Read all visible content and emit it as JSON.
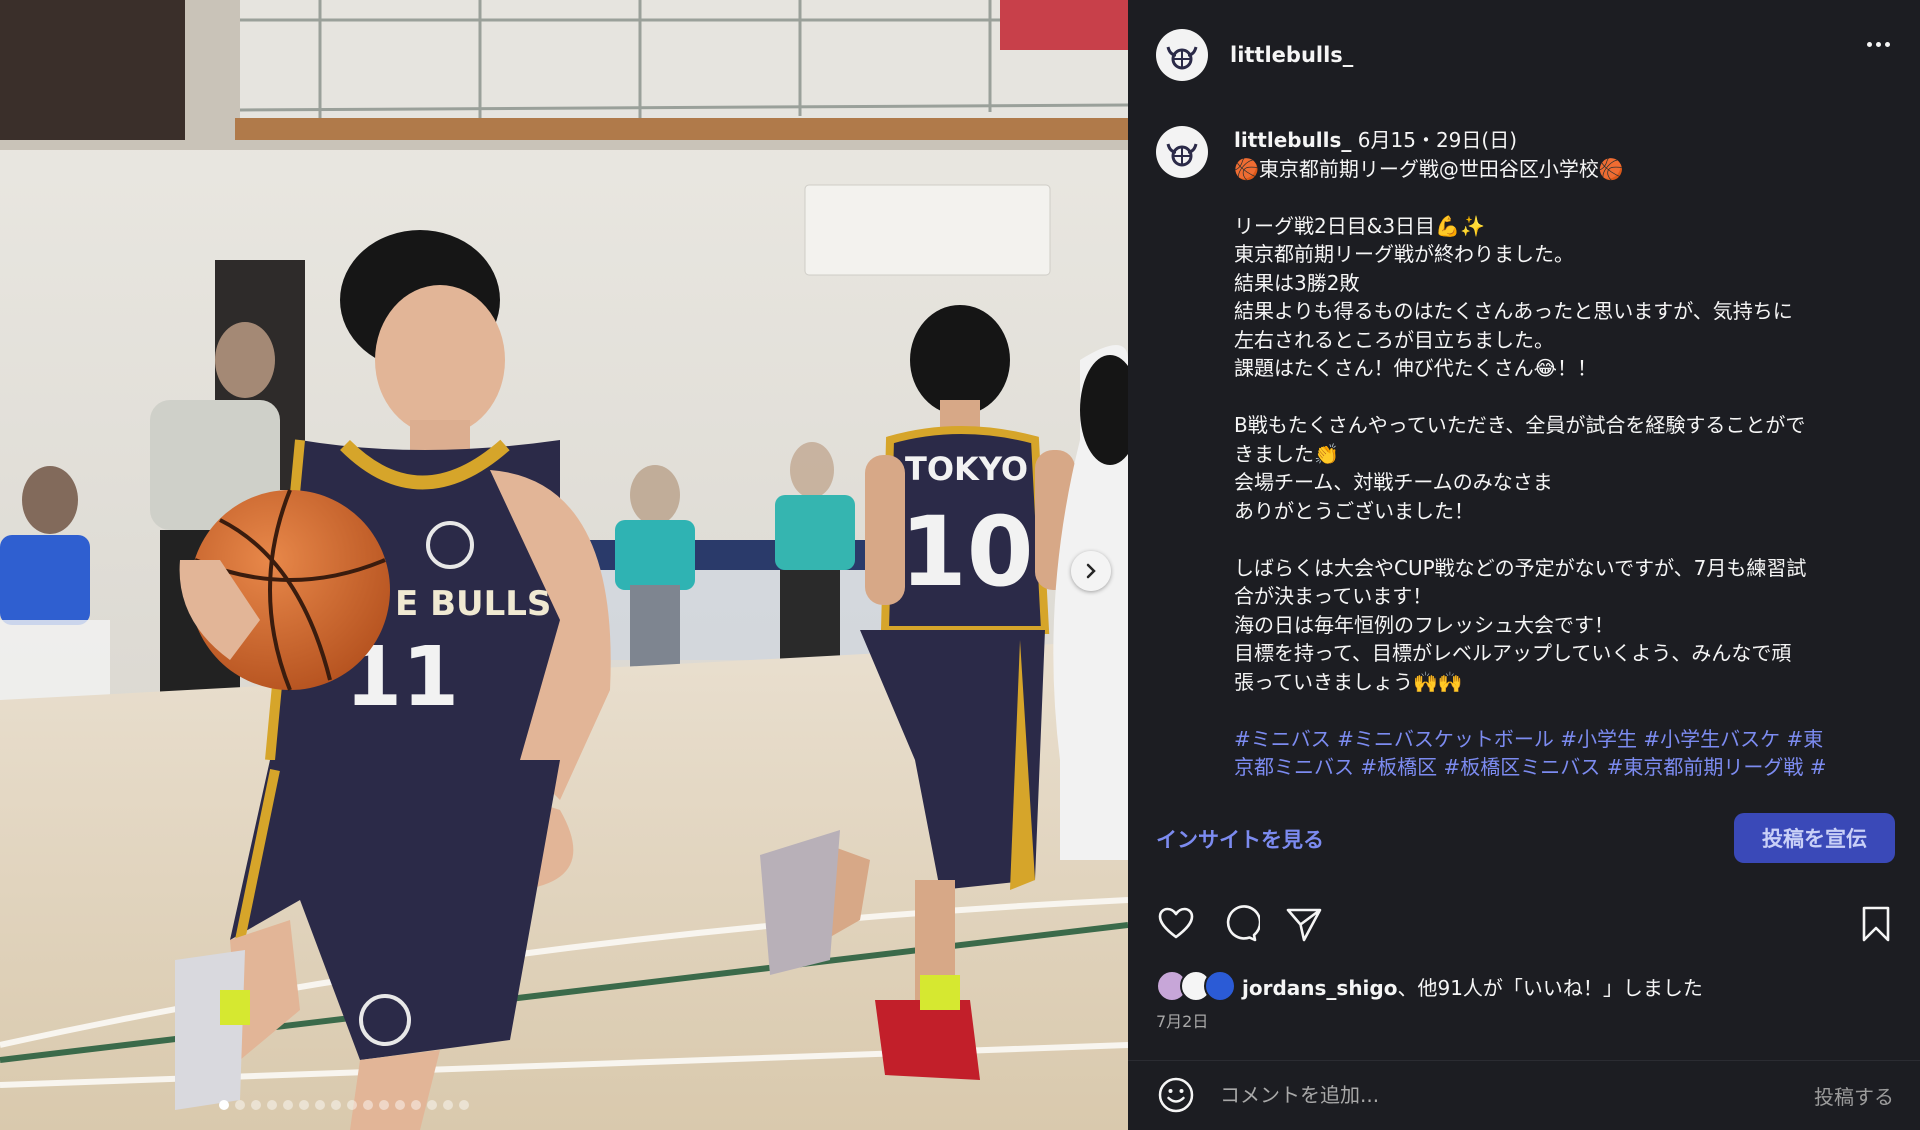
{
  "post": {
    "username": "littlebulls_",
    "caption_user": "littlebulls_",
    "caption_lines": [
      "6月15・29日(日)",
      "🏀東京都前期リーグ戦@世田谷区小学校🏀",
      "",
      "リーグ戦2日目&3日目💪✨",
      "東京都前期リーグ戦が終わりました。",
      "結果は3勝2敗",
      "結果よりも得るものはたくさんあったと思いますが、気持ちに",
      "左右されるところが目立ちました。",
      "課題はたくさん！伸び代たくさん😂！！",
      "",
      "B戦もたくさんやっていただき、全員が試合を経験することがで",
      "きました👏",
      "会場チーム、対戦チームのみなさま",
      "ありがとうございました！",
      "",
      "しばらくは大会やCUP戦などの予定がないですが、7月も練習試",
      "合が決まっています！",
      "海の日は毎年恒例のフレッシュ大会です！",
      "目標を持って、目標がレベルアップしていくよう、みんなで頑",
      "張っていきましょう🙌🙌"
    ],
    "hashtags_line1": "#ミニバス #ミニバスケットボール #小学生 #小学生バスケ #東",
    "hashtags_line2": "京都ミニバス #板橋区 #板橋区ミニバス #東京都前期リーグ戦 #",
    "insights_label": "インサイトを見る",
    "promote_label": "投稿を宣伝",
    "likes_user": "jordans_shigo",
    "likes_text": "、他91人が「いいね！」しました",
    "date": "7月2日",
    "comment_placeholder": "コメントを追加...",
    "post_button": "投稿する"
  },
  "photo": {
    "jersey_number_front": "11",
    "jersey_number_back": "10",
    "jersey_team_front": "E BULLS",
    "jersey_team_back": "TOKYO",
    "carousel_count": 16,
    "carousel_active_index": 0
  },
  "icons": {
    "avatar": "bull-logo-icon",
    "more": "more-dots-icon",
    "next": "chevron-right-icon",
    "like": "heart-icon",
    "comment": "comment-bubble-icon",
    "share": "send-icon",
    "save": "bookmark-icon",
    "emoji": "smiley-icon"
  },
  "colors": {
    "panel_bg": "#1c1d22",
    "accent": "#7c8bf0",
    "promote_bg": "#3a49b8",
    "jersey": "#2b2a48",
    "jersey_trim": "#d6a52a"
  }
}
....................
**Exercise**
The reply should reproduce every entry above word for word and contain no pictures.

**Output**
Read all visible content and emit it as JSON.
{
  "post": {
    "username": "littlebulls_",
    "caption_user": "littlebulls_",
    "caption_lines": [
      "6月15・29日(日)",
      "🏀東京都前期リーグ戦@世田谷区小学校🏀",
      "",
      "リーグ戦2日目&3日目💪✨",
      "東京都前期リーグ戦が終わりました。",
      "結果は3勝2敗",
      "結果よりも得るものはたくさんあったと思いますが、気持ちに",
      "左右されるところが目立ちました。",
      "課題はたくさん！伸び代たくさん😂！！",
      "",
      "B戦もたくさんやっていただき、全員が試合を経験することがで",
      "きました👏",
      "会場チーム、対戦チームのみなさま",
      "ありがとうございました！",
      "",
      "しばらくは大会やCUP戦などの予定がないですが、7月も練習試",
      "合が決まっています！",
      "海の日は毎年恒例のフレッシュ大会です！",
      "目標を持って、目標がレベルアップしていくよう、みんなで頑",
      "張っていきましょう🙌🙌"
    ],
    "hashtags_line1": "#ミニバス #ミニバスケットボール #小学生 #小学生バスケ #東",
    "hashtags_line2": "京都ミニバス #板橋区 #板橋区ミニバス #東京都前期リーグ戦 #",
    "insights_label": "インサイトを見る",
    "promote_label": "投稿を宣伝",
    "likes_user": "jordans_shigo",
    "likes_text": "、他91人が「いいね！」しました",
    "date": "7月2日",
    "comment_placeholder": "コメントを追加...",
    "post_button": "投稿する"
  },
  "photo": {
    "jersey_number_front": "11",
    "jersey_number_back": "10",
    "jersey_team_front": "E BULLS",
    "jersey_team_back": "TOKYO",
    "carousel_count": 16,
    "carousel_active_index": 0
  },
  "icons": {
    "avatar": "bull-logo-icon",
    "more": "more-dots-icon",
    "next": "chevron-right-icon",
    "like": "heart-icon",
    "comment": "comment-bubble-icon",
    "share": "send-icon",
    "save": "bookmark-icon",
    "emoji": "smiley-icon"
  },
  "colors": {
    "panel_bg": "#1c1d22",
    "accent": "#7c8bf0",
    "promote_bg": "#3a49b8",
    "jersey": "#2b2a48",
    "jersey_trim": "#d6a52a"
  }
}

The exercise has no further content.